Just looking at wOBA and wRC+ for 2019 and 2020, the difference is abysmal when Luplow batted against LHP. So, it looked like things were business as usual, but… enter 2021.
The Times, They Are a-Changin’
Let’s look at his total and split numbers for 2021:
Luplow is quietly having a pretty solid season, other than in batting average. If he had the qualifying PA, his 158 wRC+ would be 23rd in all MLB, tied with Rafael Devers and ahead of Trea Turner, Aaron Judge, and Michael Brantley; his .393 wOBA would be 25th, ahead of Jesús Aguilar, Freddie Freeman, and J.T. Realmuto.
But what catches the eye immediately is the fact that his wOBA, wRC+, batting average, slugging percentage, OPS, and ISO are all higher against RHP than against LHP; now that’s astounding when we think about how different has it been for him in the past.
Just to be sure that we are getting the right picture here, as the sample we have available is still small, I compared this season’s start with the similar-sized period at the beginning of 2019 for him.

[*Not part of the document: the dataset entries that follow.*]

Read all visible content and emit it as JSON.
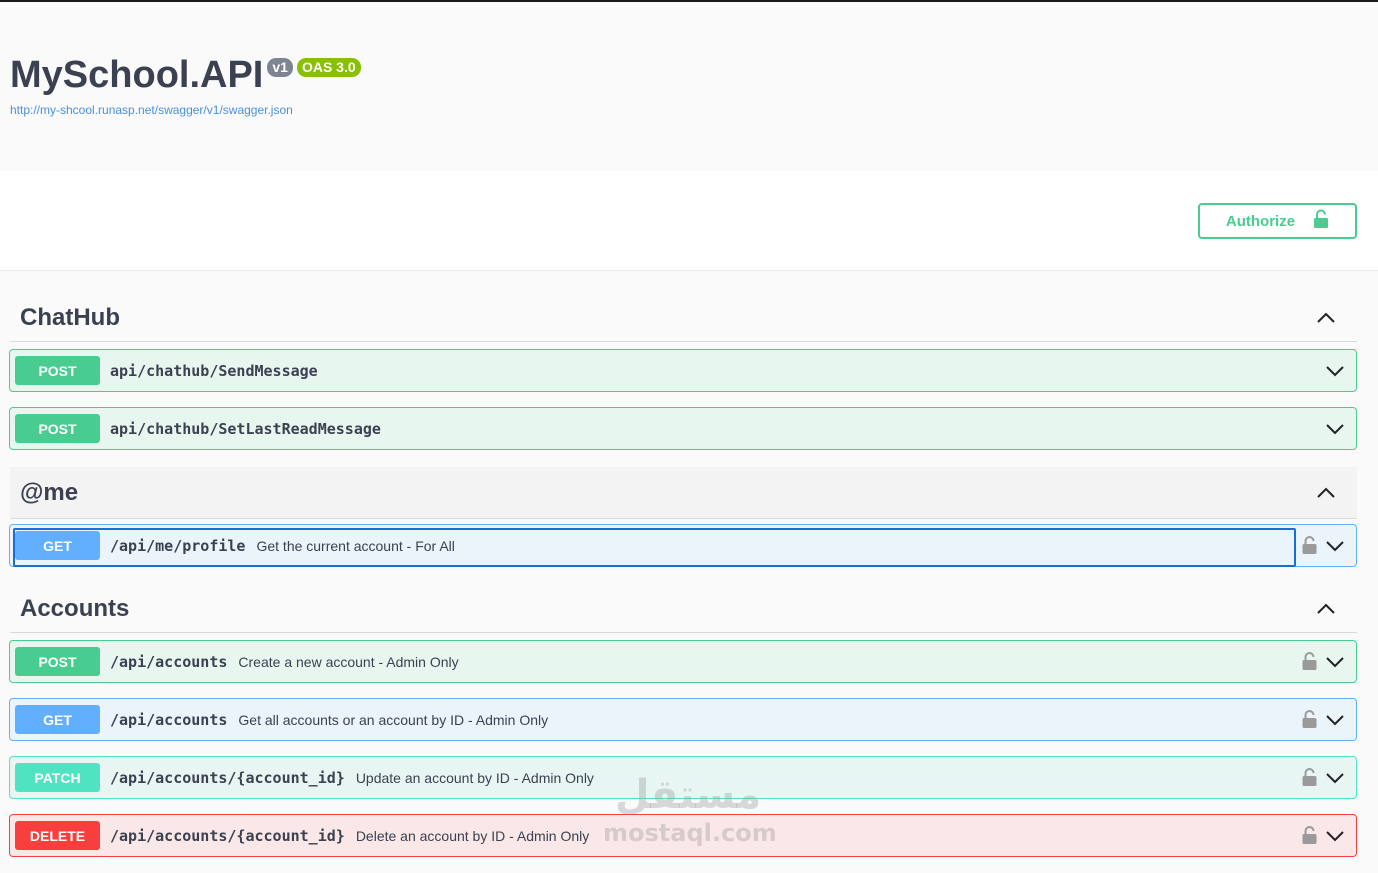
{
  "info": {
    "title": "MySchool.API",
    "version_badge": "v1",
    "oas_badge": "OAS 3.0",
    "spec_url": "http://my-shcool.runasp.net/swagger/v1/swagger.json"
  },
  "authorize": {
    "label": "Authorize"
  },
  "tags": {
    "chathub": {
      "name": "ChatHub",
      "ops": [
        {
          "method": "POST",
          "path": "api/chathub/SendMessage",
          "summary": ""
        },
        {
          "method": "POST",
          "path": "api/chathub/SetLastReadMessage",
          "summary": ""
        }
      ]
    },
    "me": {
      "name": "@me",
      "ops": [
        {
          "method": "GET",
          "path": "/api/me/profile",
          "summary": "Get the current account - For All"
        }
      ]
    },
    "accounts": {
      "name": "Accounts",
      "ops": [
        {
          "method": "POST",
          "path": "/api/accounts",
          "summary": "Create a new account - Admin Only"
        },
        {
          "method": "GET",
          "path": "/api/accounts",
          "summary": "Get all accounts or an account by ID - Admin Only"
        },
        {
          "method": "PATCH",
          "path": "/api/accounts/{account_id}",
          "summary": "Update an account by ID - Admin Only"
        },
        {
          "method": "DELETE",
          "path": "/api/accounts/{account_id}",
          "summary": "Delete an account by ID - Admin Only"
        }
      ]
    }
  },
  "watermark": {
    "arabic": "مستقل",
    "latin": "mostaql.com"
  },
  "colors": {
    "post": "#49cc90",
    "get": "#61affe",
    "patch": "#50e3c2",
    "delete": "#f93e3e",
    "link": "#4990e2",
    "text": "#3b4151"
  }
}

His incapacity to hit righties in 2020 was already shown in the table, “Jordan Luplow, MLB split numbers, 2019 & 2020″.
So the beginning of 2019 did not show any difference from his usual trend, as it was the same struggles in 2020. Luplow could not hit righties at the beginning of the season, nor in the rest of it. Until now.

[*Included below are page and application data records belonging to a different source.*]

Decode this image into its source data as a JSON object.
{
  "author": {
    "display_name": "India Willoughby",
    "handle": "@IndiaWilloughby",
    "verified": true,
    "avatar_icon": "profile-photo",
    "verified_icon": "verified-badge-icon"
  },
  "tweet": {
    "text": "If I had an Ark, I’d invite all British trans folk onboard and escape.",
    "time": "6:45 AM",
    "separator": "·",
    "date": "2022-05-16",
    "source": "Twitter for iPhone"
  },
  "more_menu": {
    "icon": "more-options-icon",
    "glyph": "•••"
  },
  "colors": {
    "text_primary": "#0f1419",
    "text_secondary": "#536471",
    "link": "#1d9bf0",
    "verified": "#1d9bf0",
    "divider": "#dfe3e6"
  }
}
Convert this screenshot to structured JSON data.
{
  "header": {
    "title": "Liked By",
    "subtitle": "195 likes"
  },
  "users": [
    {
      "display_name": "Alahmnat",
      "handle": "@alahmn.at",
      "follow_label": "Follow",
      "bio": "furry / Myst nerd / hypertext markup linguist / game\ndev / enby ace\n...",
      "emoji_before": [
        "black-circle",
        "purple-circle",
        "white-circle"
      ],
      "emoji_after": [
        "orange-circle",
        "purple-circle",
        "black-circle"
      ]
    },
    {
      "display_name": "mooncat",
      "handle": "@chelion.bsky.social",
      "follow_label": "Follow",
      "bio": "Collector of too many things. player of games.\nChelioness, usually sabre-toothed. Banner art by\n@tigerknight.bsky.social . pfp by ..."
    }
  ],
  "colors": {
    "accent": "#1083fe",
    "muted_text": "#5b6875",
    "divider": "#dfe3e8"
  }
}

Luplow talks about a change of mentality as the main reason for this newfound success, while also praising the work of hitting coaches Ty Van Burkleo and assistant Victor Rodriguez. “Mentality” is a hard thing to measure, so let’s try to find what other aspect has changed for him. For that, let’s look at some important stats and their year-to-year changes:
A great number of good things are happening for him this year: a higher Exit Velocity, Barrel%, and Hard-Hit rate, for example. But the tangible result of his mindset change is that he is swinging a lot fewer balls out of the strike zone, to the lowest levels of his career. This could mean that he is more selective and is avoiding falling for pitches that could potentially end in weak contact or worse, in a whiff. And as he has been especially vulnerable against RHP, if this better selection is applied in those circumstances, he can be more effective when he actually swings.

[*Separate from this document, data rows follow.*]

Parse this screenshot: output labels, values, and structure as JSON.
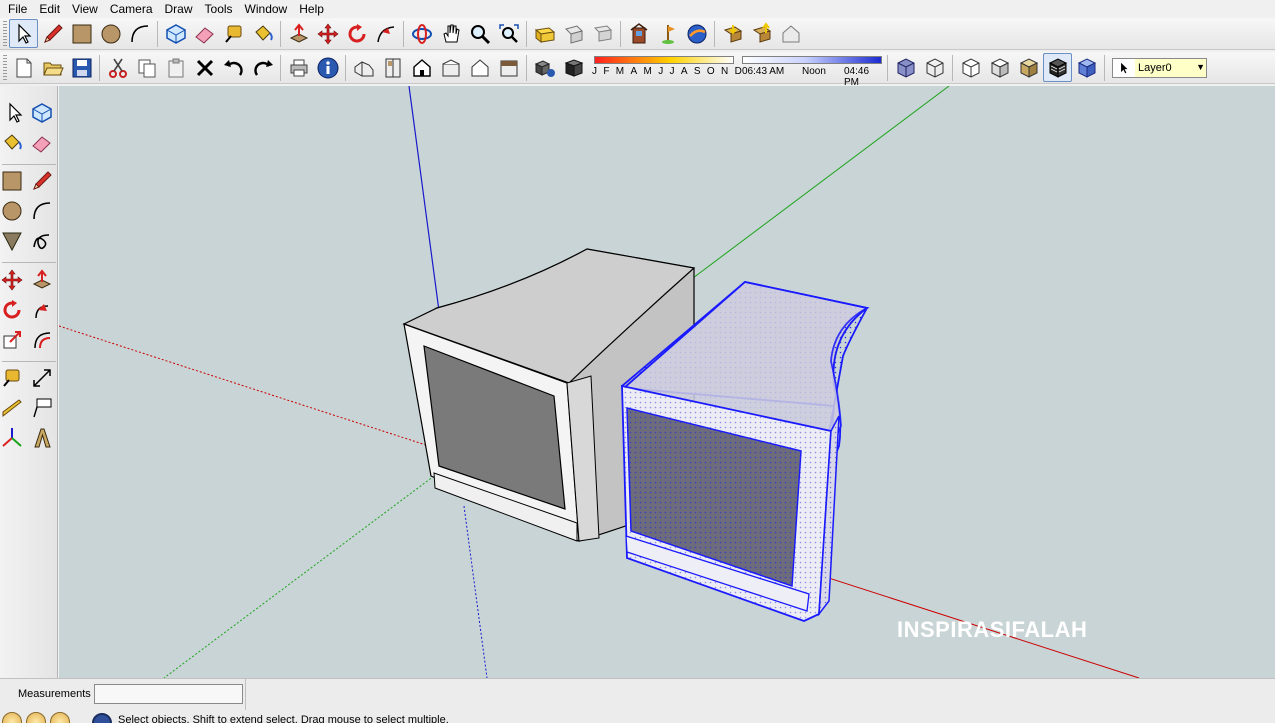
{
  "menu": [
    "File",
    "Edit",
    "View",
    "Camera",
    "Draw",
    "Tools",
    "Window",
    "Help"
  ],
  "shadow": {
    "months": [
      "J",
      "F",
      "M",
      "A",
      "M",
      "J",
      "J",
      "A",
      "S",
      "O",
      "N",
      "D"
    ],
    "time_start": "06:43 AM",
    "time_noon": "Noon",
    "time_current": "04:46 PM"
  },
  "layer": {
    "current": "Layer0"
  },
  "measurements": {
    "label": "Measurements",
    "value": ""
  },
  "status": {
    "text": "Select objects. Shift to extend select. Drag mouse to select multiple."
  },
  "watermark": "INSPIRASIFALAH",
  "colors": {
    "viewport_bg": "#c9d4d6",
    "selection": "#1a1aff",
    "axis_red": "#cc0000",
    "axis_green": "#1aa31a",
    "axis_blue": "#1a1acc"
  }
}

The other two important aspects for this season are that, first, Luplow is pulling the ball at the lowest rate ever at 38.5%. Hitting the ball to all fields is a trait normally seen in contact hitters, allowing for more balls in play. Second, Luplow’s ground ball rate is also at its lowest, meaning that whenever he makes contact he is maximizing the chances of getting good connections.
A Look Ahead
Looking at the future, it’s interesting that his BABIP at .152 is far from his career .251, which points to a possible positive regression on the batting average; increasing contact while keeping his better pitch selection will be very good for him as he will be able to use the raw power he possesses, as his Dynamic Hard-Hit rate, DHH%, of 30.56% is top 30 in the league for qualified hitters, plus his Q (DHH%/Sd[LA]) is also top 50 in MLB, which profiles him as a good power hitter.
ATC had Luplow for a .241 BA, 31 runs, 10 HR, 30 runs batted in, and 2 stolen bases before the beginning of the year but, of course, this did not take into account the changes he’s made so far, Steamer has him for a triple slash of .238/.332/.433, 45-15-50 and 6 SB rest of season; I believe that a .260/.350/.450, 75-25-80, and a 10 SB line is achievable, which works great for a free outfield pick.
His difficulty to bat against right-handed pitchers was the obstacle for him getting playing time; but, for the moment being, he has earned the opportunity to have a full-time presence in Cleveland’s lineup and this should stay that way as long as this kind of performance continues.
Photo by Frank Jansky/Icon Sportswire | Adapted by Aaron Polcare